• _EXERCISE GOAL_:
Take every line in the entries that includes the word "conference" and copy it.

--- START ---

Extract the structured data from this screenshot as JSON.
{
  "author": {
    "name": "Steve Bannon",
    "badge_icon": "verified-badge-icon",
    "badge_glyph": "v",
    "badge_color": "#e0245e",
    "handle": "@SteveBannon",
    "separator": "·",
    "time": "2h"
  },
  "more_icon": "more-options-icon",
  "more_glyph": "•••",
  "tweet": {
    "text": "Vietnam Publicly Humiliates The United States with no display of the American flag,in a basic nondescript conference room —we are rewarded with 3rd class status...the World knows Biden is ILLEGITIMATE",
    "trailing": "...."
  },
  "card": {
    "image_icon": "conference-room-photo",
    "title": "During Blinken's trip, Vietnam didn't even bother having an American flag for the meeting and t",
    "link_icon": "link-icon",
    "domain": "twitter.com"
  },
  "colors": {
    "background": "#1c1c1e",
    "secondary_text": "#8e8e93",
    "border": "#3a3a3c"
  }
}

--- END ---

• _ANSWER_:
    "text": "Vietnam Publicly Humiliates The United States with no display of the American flag,in a basic nondescript conference room —we are rewarded with 3rd class status...the World knows Biden is ILLEGITIMATE",
    "image_icon": "conference-room-photo",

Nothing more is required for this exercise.